To prevent a whole series of events being sent every time the fridge door is opened, two measures are taken. First, a while loop does nothing while the door is still open, to prevent repeat triggering every time around the outer loop. Second, when the door is finally shut, the program sleeps for a minute to prevent any further triggerings within that minute.

Using your fridge monitor

If you want to make your project a bit more permanent, you could tape the photoresistor to the top-inside surface of the fridge, rather than just letting it dangle like we did.

Before running the Python program, you can test out your recipe from the command line using the wget utility. Type the following command into LXTerminal. You will need to substitute your secret key.

You’ll then see the message, ‘Congratulations!

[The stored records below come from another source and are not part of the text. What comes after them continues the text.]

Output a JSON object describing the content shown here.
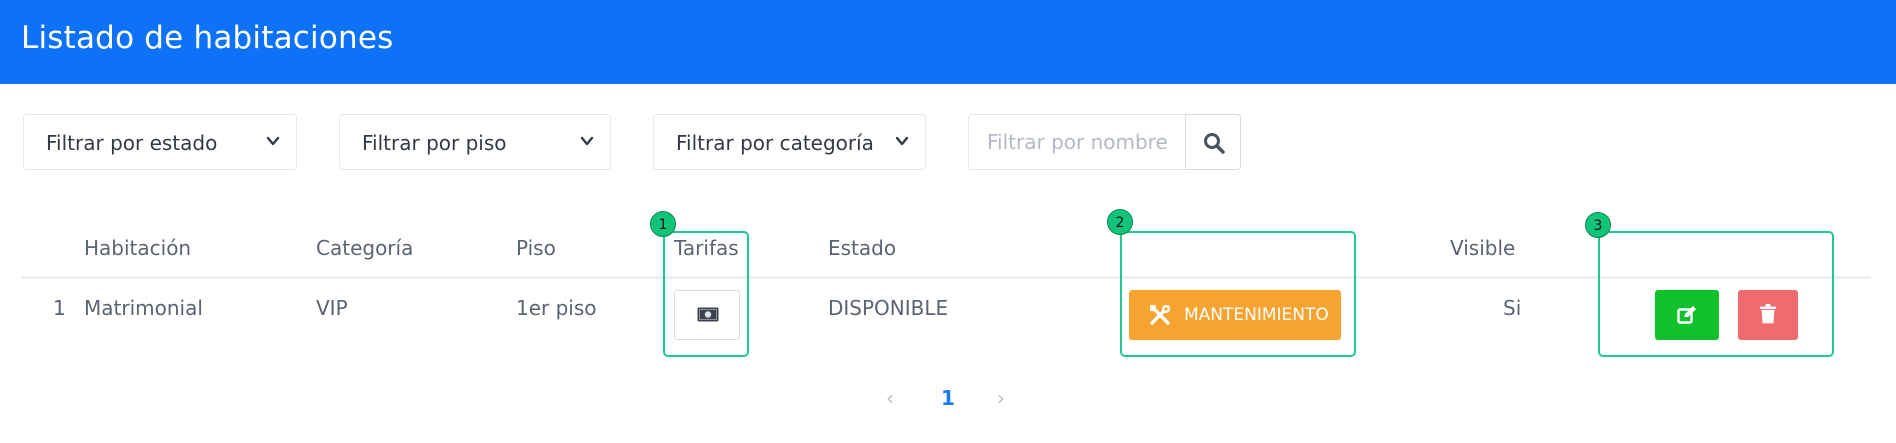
{
  "header": {
    "title": "Listado de habitaciones"
  },
  "filters": {
    "estado": "Filtrar por estado",
    "piso": "Filtrar por piso",
    "categoria": "Filtrar por categoría",
    "nombre_placeholder": "Filtrar por nombre"
  },
  "table": {
    "headers": {
      "num": "",
      "habitacion": "Habitación",
      "categoria": "Categoría",
      "piso": "Piso",
      "tarifas": "Tarifas",
      "estado": "Estado",
      "visible": "Visible"
    },
    "rows": [
      {
        "num": "1",
        "habitacion": "Matrimonial",
        "categoria": "VIP",
        "piso": "1er piso",
        "estado": "DISPONIBLE",
        "action_label": "MANTENIMIENTO",
        "visible": "Si"
      }
    ]
  },
  "annotations": [
    "1",
    "2",
    "3"
  ],
  "pagination": {
    "prev": "‹",
    "current": "1",
    "next": "›"
  },
  "colors": {
    "header_bg": "#0d72f7",
    "maintenance": "#f7a330",
    "edit": "#10c02c",
    "delete": "#f06c6c",
    "highlight": "#22c98f",
    "pagination_active": "#1d7bf5"
  },
  "icons": [
    "search-icon",
    "money-icon",
    "tools-icon",
    "edit-icon",
    "trash-icon",
    "chevron-down-icon"
  ]
}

You’ve fired the fridge_alert event’.

Check your inbox and you should see an email from IFTTT. If anything went wrong, you should get an error message in place of the congratulations. You can also see the logs for your recipe on the IFTTT website by selecting the recipe and then clicking the icon that looks like a series of bullet points.

Start the fridge monitor program with the following command:

IFTTT is a very powerful system, so you might like to experiment by editing the recipe and changing the action so that it tweets or changes your Facebook status instead of sending an email.

Having a keyboard, mouse, and monitor attached to your fridge-mounted Pi is fine during testing, but really, it would be better to have the fridge monitor program start automatically when the Raspberry Pi first starts up. To do this, run the following command to make the program executable.

Then, edit the file /etc/rc.local with the command:

Add the following line after the first block of comment lines that begin with #.

Restart your Raspberry Pi and this time the fridge monitor program should start up automatically.

Code listing

The fridge monitor, protecting your fridge

The fridge monitor, protecting your fridge

  • Graham Toal

    Doesn’t running a wire through the door like that break the thermal insulation and cause the very loss of cooling that you’ve installed the device in order to detect? I want to build a fridge monitor too which is why I’ve been searching for articles like this but I’m looking for a wireless solution and either a battery powered device in the fridge or some way of stealing power inside the fridge such as from the lamp…

  • Volpinchen Fuchs

    I can’t find the same optios on IFTTT. Is the site changed?
    I can’t understand how create a “New recipe”.